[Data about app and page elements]
--------------------
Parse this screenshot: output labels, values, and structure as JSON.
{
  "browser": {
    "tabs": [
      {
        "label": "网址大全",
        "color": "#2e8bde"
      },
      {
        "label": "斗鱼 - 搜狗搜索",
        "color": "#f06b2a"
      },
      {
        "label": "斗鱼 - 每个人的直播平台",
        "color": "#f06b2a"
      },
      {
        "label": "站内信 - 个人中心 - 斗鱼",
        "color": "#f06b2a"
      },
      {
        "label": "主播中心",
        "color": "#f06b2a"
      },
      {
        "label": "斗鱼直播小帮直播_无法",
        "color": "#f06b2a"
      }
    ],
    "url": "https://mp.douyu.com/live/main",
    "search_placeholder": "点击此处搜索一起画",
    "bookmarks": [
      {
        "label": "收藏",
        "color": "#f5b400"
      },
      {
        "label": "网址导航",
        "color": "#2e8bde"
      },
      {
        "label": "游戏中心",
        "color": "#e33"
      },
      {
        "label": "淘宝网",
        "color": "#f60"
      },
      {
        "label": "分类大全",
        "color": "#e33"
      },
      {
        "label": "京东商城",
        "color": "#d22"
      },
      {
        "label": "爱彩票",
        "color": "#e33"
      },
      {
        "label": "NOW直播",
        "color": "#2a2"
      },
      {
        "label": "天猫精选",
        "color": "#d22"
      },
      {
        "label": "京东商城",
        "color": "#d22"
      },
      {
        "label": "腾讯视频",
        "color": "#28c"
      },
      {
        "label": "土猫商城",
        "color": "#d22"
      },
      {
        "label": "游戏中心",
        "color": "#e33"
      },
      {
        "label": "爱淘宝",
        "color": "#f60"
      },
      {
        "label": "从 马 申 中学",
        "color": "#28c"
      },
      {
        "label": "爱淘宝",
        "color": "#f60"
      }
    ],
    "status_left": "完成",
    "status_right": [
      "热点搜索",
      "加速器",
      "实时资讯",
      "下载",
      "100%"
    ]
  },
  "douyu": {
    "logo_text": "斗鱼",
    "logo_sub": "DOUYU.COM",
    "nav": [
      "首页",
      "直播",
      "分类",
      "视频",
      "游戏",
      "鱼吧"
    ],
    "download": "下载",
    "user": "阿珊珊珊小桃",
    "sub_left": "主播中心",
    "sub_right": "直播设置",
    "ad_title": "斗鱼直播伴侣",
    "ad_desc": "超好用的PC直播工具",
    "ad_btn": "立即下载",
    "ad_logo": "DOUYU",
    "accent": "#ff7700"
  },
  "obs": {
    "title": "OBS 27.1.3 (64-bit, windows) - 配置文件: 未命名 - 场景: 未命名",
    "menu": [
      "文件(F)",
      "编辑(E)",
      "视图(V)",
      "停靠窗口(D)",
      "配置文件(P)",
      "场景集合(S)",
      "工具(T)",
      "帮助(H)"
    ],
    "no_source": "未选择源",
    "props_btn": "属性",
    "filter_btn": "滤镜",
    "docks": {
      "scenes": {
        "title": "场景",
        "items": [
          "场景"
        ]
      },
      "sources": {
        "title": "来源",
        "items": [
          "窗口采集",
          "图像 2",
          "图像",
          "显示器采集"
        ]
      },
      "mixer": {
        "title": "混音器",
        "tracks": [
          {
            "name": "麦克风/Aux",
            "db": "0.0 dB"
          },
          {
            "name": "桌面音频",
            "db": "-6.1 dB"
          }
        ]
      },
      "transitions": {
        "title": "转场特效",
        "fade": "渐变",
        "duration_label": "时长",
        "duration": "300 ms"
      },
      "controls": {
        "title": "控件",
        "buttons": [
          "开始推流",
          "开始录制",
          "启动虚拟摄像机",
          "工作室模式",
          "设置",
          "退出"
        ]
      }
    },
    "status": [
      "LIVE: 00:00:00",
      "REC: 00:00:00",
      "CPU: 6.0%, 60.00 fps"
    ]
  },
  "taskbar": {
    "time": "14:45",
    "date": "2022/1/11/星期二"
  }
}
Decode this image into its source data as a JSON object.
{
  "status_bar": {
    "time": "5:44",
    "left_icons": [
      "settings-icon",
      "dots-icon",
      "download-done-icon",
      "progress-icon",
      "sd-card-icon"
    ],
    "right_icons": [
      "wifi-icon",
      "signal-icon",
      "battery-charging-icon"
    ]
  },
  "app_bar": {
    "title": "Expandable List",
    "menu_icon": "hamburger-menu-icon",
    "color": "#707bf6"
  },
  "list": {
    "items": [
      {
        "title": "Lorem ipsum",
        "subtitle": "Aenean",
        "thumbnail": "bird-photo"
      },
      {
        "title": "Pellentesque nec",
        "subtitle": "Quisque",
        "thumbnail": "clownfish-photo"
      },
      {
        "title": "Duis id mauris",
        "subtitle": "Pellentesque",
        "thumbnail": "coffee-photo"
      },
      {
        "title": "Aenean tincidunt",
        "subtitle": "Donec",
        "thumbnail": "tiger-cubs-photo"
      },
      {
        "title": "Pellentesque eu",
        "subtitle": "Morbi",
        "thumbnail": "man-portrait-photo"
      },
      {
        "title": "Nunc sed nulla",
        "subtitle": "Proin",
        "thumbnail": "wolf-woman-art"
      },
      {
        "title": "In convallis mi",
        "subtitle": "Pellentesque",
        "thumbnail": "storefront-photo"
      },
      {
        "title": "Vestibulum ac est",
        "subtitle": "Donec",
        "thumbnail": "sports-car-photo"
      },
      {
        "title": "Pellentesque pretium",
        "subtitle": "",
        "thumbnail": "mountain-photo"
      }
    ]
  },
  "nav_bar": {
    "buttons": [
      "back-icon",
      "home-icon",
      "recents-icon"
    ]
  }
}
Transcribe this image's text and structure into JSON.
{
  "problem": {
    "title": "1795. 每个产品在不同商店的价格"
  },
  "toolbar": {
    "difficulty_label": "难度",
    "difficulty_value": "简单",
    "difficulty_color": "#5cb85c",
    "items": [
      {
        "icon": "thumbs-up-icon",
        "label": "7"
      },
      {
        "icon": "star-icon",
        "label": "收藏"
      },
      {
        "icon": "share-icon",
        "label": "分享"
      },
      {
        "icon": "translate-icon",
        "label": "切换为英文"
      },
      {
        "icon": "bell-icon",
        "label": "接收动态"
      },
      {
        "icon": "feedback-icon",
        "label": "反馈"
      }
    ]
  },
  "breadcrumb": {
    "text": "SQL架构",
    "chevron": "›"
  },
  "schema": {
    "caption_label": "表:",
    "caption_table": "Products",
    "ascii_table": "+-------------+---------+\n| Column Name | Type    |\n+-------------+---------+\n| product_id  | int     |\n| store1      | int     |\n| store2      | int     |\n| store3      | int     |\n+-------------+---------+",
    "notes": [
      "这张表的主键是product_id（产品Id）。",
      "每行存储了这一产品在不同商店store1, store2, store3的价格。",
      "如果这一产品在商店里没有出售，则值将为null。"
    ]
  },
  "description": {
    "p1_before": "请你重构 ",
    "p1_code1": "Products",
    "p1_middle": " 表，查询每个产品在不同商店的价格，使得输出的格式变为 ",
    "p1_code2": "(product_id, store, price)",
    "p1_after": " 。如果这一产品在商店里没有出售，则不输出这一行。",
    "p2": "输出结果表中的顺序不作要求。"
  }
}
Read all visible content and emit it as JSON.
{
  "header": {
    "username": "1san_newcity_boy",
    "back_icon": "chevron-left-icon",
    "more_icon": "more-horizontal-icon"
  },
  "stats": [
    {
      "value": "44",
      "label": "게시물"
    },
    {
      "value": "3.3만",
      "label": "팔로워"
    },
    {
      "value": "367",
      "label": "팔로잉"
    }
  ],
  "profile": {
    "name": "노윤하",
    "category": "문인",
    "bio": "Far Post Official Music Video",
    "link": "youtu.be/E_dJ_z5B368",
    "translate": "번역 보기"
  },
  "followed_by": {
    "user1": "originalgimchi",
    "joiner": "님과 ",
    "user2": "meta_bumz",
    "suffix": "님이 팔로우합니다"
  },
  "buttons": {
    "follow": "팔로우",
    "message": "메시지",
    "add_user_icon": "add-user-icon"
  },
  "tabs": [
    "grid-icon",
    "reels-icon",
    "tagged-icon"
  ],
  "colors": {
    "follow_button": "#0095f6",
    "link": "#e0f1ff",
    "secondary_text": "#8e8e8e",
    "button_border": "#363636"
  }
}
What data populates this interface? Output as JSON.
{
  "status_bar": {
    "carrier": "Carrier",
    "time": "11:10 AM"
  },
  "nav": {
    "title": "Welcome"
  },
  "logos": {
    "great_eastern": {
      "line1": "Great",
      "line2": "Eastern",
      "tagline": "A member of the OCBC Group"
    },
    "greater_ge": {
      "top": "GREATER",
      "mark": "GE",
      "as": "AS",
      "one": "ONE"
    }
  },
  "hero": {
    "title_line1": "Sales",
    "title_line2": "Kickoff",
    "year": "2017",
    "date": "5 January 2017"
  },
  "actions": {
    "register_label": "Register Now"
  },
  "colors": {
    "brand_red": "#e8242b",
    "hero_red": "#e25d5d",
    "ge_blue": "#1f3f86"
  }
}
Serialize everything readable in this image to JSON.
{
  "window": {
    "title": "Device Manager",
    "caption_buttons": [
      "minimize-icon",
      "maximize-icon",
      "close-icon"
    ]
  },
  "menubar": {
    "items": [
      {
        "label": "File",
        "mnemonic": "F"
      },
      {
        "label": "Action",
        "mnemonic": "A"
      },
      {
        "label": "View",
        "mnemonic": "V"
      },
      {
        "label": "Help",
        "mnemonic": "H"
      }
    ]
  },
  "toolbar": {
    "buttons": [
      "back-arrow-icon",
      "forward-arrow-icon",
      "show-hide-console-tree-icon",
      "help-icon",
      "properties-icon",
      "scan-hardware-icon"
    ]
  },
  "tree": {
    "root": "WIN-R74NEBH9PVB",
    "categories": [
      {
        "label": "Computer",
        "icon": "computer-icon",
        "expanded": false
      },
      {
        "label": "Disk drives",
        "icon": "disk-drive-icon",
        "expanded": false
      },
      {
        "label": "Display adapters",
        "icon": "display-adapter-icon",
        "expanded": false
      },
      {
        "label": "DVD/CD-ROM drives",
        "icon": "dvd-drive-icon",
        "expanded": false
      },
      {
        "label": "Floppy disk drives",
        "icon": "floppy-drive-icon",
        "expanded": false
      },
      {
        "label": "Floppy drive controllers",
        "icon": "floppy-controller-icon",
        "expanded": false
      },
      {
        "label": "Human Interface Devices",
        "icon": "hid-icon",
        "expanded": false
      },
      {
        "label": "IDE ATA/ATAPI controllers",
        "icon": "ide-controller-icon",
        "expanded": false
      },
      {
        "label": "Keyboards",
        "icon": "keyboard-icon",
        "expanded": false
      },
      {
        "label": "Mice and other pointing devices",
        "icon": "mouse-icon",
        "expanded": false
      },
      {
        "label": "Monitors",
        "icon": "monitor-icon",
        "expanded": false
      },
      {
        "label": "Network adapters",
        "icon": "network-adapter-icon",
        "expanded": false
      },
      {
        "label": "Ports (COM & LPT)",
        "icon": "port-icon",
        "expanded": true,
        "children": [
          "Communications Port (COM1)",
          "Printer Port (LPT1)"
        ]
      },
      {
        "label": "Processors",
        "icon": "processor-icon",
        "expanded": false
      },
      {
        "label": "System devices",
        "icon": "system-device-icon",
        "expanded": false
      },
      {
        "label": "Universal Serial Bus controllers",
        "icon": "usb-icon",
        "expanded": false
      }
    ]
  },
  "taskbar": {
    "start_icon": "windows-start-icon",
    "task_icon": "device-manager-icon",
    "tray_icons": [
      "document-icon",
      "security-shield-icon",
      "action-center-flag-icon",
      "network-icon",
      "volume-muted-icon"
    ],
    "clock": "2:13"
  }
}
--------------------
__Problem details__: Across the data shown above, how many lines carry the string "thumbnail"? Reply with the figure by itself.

__Answer space__: 9